If art is more visible, it becomes more democratic. To materially 'open' a window on contemporary art so that more and more people can enjoy it, is a gesture that makes art, usually locked away in museums and exclusive exhibition spaces, more usable. Adec Arte has done this, opening not just a 'window', but three 'shop windows' overlooking Via Edmondo De Amicis at number 28 that, until 30 August, promote art and beauty for the benefit of all.
An inclusive open-air museum
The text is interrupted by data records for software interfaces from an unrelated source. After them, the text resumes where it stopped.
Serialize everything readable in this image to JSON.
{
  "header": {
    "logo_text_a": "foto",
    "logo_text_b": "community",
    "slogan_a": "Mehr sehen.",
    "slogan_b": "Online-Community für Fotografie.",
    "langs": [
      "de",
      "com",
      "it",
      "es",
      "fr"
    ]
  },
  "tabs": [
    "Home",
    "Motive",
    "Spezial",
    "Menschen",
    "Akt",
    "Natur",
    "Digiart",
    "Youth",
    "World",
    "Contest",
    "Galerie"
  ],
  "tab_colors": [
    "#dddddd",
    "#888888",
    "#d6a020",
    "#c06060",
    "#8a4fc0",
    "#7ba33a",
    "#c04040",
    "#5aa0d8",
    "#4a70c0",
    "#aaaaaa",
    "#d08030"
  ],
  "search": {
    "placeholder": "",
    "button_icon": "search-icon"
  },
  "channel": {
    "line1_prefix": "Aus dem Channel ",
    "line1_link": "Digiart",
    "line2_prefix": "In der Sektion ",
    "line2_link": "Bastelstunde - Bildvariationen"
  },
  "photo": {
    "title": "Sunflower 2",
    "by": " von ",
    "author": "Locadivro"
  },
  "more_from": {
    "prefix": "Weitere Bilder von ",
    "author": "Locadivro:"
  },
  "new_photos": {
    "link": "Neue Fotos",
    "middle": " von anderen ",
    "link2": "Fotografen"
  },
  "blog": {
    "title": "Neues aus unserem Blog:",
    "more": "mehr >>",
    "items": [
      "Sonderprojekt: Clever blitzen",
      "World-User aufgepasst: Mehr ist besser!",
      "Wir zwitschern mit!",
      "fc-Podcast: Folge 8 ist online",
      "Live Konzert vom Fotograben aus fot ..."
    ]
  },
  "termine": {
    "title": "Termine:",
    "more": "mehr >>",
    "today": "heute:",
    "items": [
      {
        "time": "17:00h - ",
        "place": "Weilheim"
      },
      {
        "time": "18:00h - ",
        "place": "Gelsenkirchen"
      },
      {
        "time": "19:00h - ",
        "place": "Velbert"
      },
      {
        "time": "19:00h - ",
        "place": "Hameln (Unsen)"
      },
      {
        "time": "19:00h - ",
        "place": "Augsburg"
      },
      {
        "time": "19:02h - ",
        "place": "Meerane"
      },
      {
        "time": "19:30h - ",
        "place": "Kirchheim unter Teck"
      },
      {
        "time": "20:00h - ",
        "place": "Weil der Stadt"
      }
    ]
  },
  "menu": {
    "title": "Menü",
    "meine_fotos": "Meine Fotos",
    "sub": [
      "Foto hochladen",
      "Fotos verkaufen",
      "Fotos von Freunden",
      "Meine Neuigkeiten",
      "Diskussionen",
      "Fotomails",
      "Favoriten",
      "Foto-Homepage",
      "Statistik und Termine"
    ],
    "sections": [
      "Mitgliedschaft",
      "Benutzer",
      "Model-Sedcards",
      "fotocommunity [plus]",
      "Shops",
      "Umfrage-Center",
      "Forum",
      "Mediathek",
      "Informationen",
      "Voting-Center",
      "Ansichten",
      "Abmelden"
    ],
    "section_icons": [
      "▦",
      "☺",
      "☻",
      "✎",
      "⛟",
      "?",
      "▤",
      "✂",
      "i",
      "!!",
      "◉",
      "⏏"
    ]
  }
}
With the exhibition Sagome fluttuanti by the Israeli photographer Michael Ackerman, the project of "bringing art to the street" an inclusive open-air museum, visible 24 hours a day, gets underway. The shop window becomes not only a physical space, but a cultural one, a theatre available to those who want to see, where artists build an existential niche, a fundamental condition of their creativity, to build a common home with the spectator on the street. Curated by Davide Di Maggio, in collaboration with Claudio Composti / mc2gallery, the exhibition is an opportunity to meet one of the most interesting artists in international photography through a selection of some of his most significant recent photographs.
Between fiction and hallucination
In Michael Ackerman's work, documentary and autobiography combine with fiction, and everything dissolves into hallucination. His photography has always been criss-crossed with ordinary and extraordinary themes: time and timelessness, personal history and the history of places rendered through deteriorated and damaged images, not as a stylistic choice but as an analogical reference to experience, which is never pristine. His travels embrace New York, Havana, Berlin, Naples, Paris, Warsaw and Krakow, but the places are not necessarily recognisable.
Reflections on life, doubts and anxieties
Born in Tel Aviv in 1967, he emigrated to New York in 1974. Between 1993 and 1997 he travelled frequently to India and his reportages from the great Asian country were the subject of his first book End Time City (Delpire, 1999), which won the Prix Nadar in 1999. In 1997, he joined the Agence and Galerie VU' in Paris, with which he worked for about twenty years. Michael Ackerman seeks and finds in the world he passes through, reflections of his personal life, his doubts and anxieties. In 1998 he was awarded the Infinity Award for Young Photographer by the International Center of Photography in New York. Since then he has exhibited in numerous cities in both Europe and the United States. His photographs are part of important collections internationally. His latest book Half Life was published in 2010 by Robert Delpire and is Michael Ackerman's third work. In recent years, he has held workshops and masterclasses at the ICP in New York, the Neue Schule Fur Fotografie in Berlin and other schools and institutions around the world.
Confidence in beauty
In his photographs, Ackerman erases geographical and other distinctions to move away from the restrictions of the traditional documentary method. If his work appears harsh at first glance, the landscapes bring back a balanced delicacy, a trust in beauty. The artist has a deep interest in the archaic snow-covered trains that criss-cross Europe. On these trains, today, one travels hundreds of kilometres, but during the journey one is nowhere to be found and, in winter, one floats in the midst of the whiteness, which inevitably contrasts with and reminds one of the terrible goods trains of the Nazi deportations, with their plumbed wagons. The same whiteness but a very different perception. White, strongly vignetted, and black characterise all his work, creating muffled, almost foggy atmospheres where the figures appear unreal in the reality that surrounds them.
In recent years, Ackerman has explored the concrete changes and dreamy dimensions of his own close family, wife and daughter. Intimate, bold images that echo with sincerity, warmth, simple eroticism and love. Contrast this with the harsh, disturbing visions of photographs of soldiers marching into the unknown, of a bombed-out house, of male figures taking showers, bringing to mind prisoners in concentration camps. Or of an elderly waiter who elegantly wanders lost in a deserted city, and the series of portraits (which will be on display in the exhibition) of men who represent evidence of contemporary malaise, contorted into grimaces of pain or with gazes lost in nothingness. Images that narrate the fatigue of living, the restlessness of difficult times and the fear of living them. Fear is mixed with audacity, joy involves trepidation, innocence is real, intricate and fleeting. However, at the end of the journey, the feeling is one of harmony and reflection. Ackerman confronts raw reality and photographs it without filters, without lies.